We spoke to 150 senior executives responsible for information management and digital transformation in a wide range of public sector bodies. A third (30 per cent) are unaware the rule even exists, and a further 36 per cent know what is required of them but have yet to do anything about it. This is despite the fact that the law came into force in January 2013, with a phased introduction over ten years. For those who are struggling to comply, this is mainly because they need more time (76 per cent), greater competence (64 per cent), additional resources (45 per cent) and information (39 per cent).
Effective information management is the key to meeting the new requirement. Just stacking up boxes of bulging Manila folders won’t be enough in a world of ever-growing information volumes and variety. The information that records and tracks the decisions made at times of political, economic, defence and cultural significance, by those we have chosen to represent us at, needs to be filed somewhere it can be protected and found.
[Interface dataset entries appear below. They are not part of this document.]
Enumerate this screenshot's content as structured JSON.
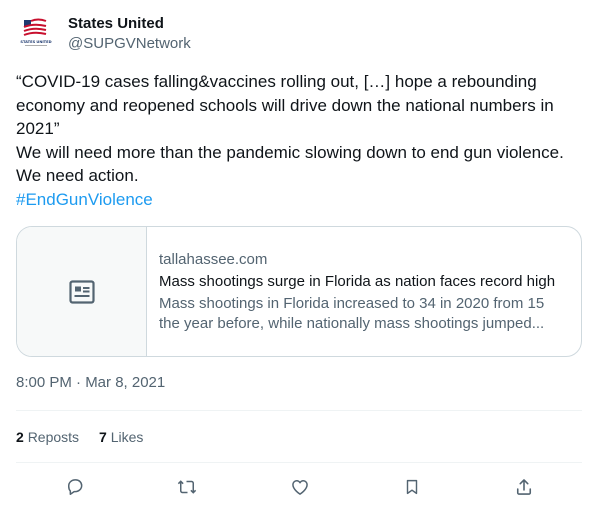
{
  "account": {
    "display_name": "States United",
    "handle": "@SUPGVNetwork",
    "avatar_caption": "STATES UNITED"
  },
  "tweet": {
    "lines": [
      "“COVID-19 cases falling&vaccines rolling out, […] hope a rebounding",
      "economy and reopened schools will drive down the national numbers in",
      "2021”",
      "We will need more than the pandemic slowing down to end gun violence.",
      "We need action."
    ],
    "hashtag": "#EndGunViolence"
  },
  "card": {
    "domain": "tallahassee.com",
    "title": "Mass shootings surge in Florida as nation faces record high",
    "description_lines": [
      "Mass shootings in Florida increased to 34 in 2020 from 15",
      "the year before, while nationally mass shootings jumped..."
    ],
    "thumbnail_icon": "article-icon"
  },
  "timestamp": "8:00 PM · Mar 8, 2021",
  "stats": {
    "reposts_count": "2",
    "reposts_label": "Reposts",
    "likes_count": "7",
    "likes_label": "Likes"
  },
  "actions": [
    "reply-icon",
    "repost-icon",
    "like-icon",
    "bookmark-icon",
    "share-icon"
  ],
  "colors": {
    "text": "#0f1419",
    "secondary": "#536471",
    "link": "#1d9bf0",
    "border": "#cfd9de"
  }
}
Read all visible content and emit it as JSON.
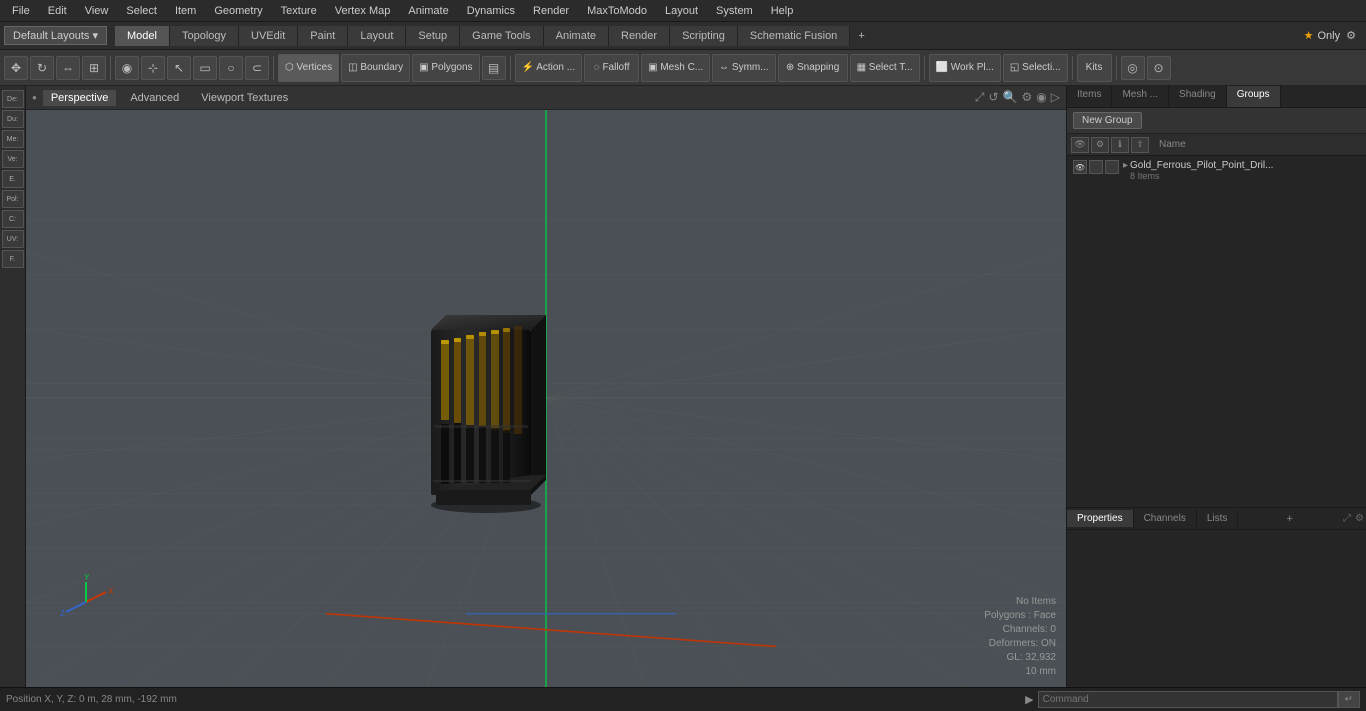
{
  "menubar": {
    "items": [
      "File",
      "Edit",
      "View",
      "Select",
      "Item",
      "Geometry",
      "Texture",
      "Vertex Map",
      "Animate",
      "Dynamics",
      "Render",
      "MaxToModo",
      "Layout",
      "System",
      "Help"
    ]
  },
  "layout_bar": {
    "default_layouts": "Default Layouts ▾",
    "tabs": [
      "Model",
      "Topology",
      "UVEdit",
      "Paint",
      "Layout",
      "Setup",
      "Game Tools",
      "Animate",
      "Render",
      "Scripting",
      "Schematic Fusion"
    ],
    "add_icon": "+",
    "star_label": "★ Only",
    "settings_icon": "⚙"
  },
  "toolbar": {
    "buttons": [
      {
        "id": "move",
        "label": "✥"
      },
      {
        "id": "rotate",
        "label": "↻"
      },
      {
        "id": "scale",
        "label": "⇔"
      },
      {
        "id": "transform",
        "label": "⊞"
      },
      {
        "id": "sphere",
        "label": "◉"
      },
      {
        "id": "cursor",
        "label": "⊹"
      },
      {
        "id": "arrow",
        "label": "↖"
      },
      {
        "id": "rect",
        "label": "▭"
      },
      {
        "id": "circle",
        "label": "○"
      },
      {
        "id": "magnet",
        "label": "⊂"
      },
      {
        "id": "vertices",
        "label": "Vertices"
      },
      {
        "id": "boundary",
        "label": "Boundary"
      },
      {
        "id": "polygons",
        "label": "Polygons"
      },
      {
        "id": "mesh",
        "label": "▣"
      },
      {
        "id": "action",
        "label": "Action ..."
      },
      {
        "id": "falloff",
        "label": "Falloff"
      },
      {
        "id": "meshc",
        "label": "Mesh C..."
      },
      {
        "id": "symm",
        "label": "Symm..."
      },
      {
        "id": "snapping",
        "label": "⊕ Snapping"
      },
      {
        "id": "selectt",
        "label": "Select T..."
      },
      {
        "id": "workpl",
        "label": "Work Pl..."
      },
      {
        "id": "selecti",
        "label": "Selecti..."
      },
      {
        "id": "kits",
        "label": "Kits"
      },
      {
        "id": "cam1",
        "label": "◎"
      },
      {
        "id": "cam2",
        "label": "⊙"
      }
    ]
  },
  "viewport": {
    "tabs": [
      "Perspective",
      "Advanced",
      "Viewport Textures"
    ],
    "controls": [
      "⊙",
      "↺",
      "🔍",
      "⚙",
      "◉",
      "▷"
    ]
  },
  "sidebar_labels": [
    "De:",
    "Du:",
    "Me:",
    "Ve:",
    "E.",
    "Pol:",
    "C:",
    "UV:",
    "F."
  ],
  "right_panel": {
    "tabs": [
      "Items",
      "Mesh ...",
      "Shading",
      "Groups"
    ],
    "active_tab": "Groups",
    "new_group_label": "New Group",
    "toolbar_icons": [
      "👁",
      "⚙",
      "ℹ",
      "⇧"
    ],
    "name_col": "Name",
    "group_item": {
      "name": "Gold_Ferrous_Pilot_Point_Dril...",
      "sub": "8 Items"
    }
  },
  "properties_panel": {
    "tabs": [
      "Properties",
      "Channels",
      "Lists"
    ],
    "active_tab": "Properties",
    "add_icon": "+"
  },
  "status": {
    "no_items": "No Items",
    "polygons": "Polygons : Face",
    "channels": "Channels: 0",
    "deformers": "Deformers: ON",
    "gl": "GL: 32,932",
    "size": "10 mm"
  },
  "command_bar": {
    "position": "Position X, Y, Z:  0 m, 28 mm, -192 mm",
    "placeholder": "Command",
    "arrow": "▶"
  }
}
The public sector organisations we spoke to are grappling with the practical implementation of this. They want support to meet the demands of the new law, and they need that support on several fronts. For many, the 30-to-20 year transition has exposed a gap in information and expertise when it comes to tracking down and preparing dormant documents for submission. This is where the use of trusted external partners can have a real impact, adding those resources and smoothing the process. For example, since the Act came into force, we have worked with multiple government departments to enable them to assess and review in excess of two million files, which allows them to be compliant with the new legislative requirements in a cost effective way.
At the same time, public sector organisations need to lay the foundations for the future. The shorter time frames for submission are here to stay. This requires watertight information management processes for the information created today. Inactive files need to be effectively indexed and securely stored, preferably offsite, for rapid search and retrieval when required. And the story doesn’t end when the documents, discs and tapes roll up outside The National Archives.
The Archives hold 11 million government and legal documents, and the number continues to grow. It retains for posterity just five per cent of all the documents received. The judgement of which documents to keep is made in collaboration with the submitting entity. Public sector organisations need a deep understanding of what information they hold. Then they will be best placed to ensure that what is kept today, is what history will need tomorrow.
[i] Information Management in the UK Public Sector, Coleman Parkes for Iron Mountain, April 2014. The study questioned 150 senior information management, transformation, IT, procurement and record management executives in central government departments, executive agencies, non-departmental government bodies and arms-length bodies.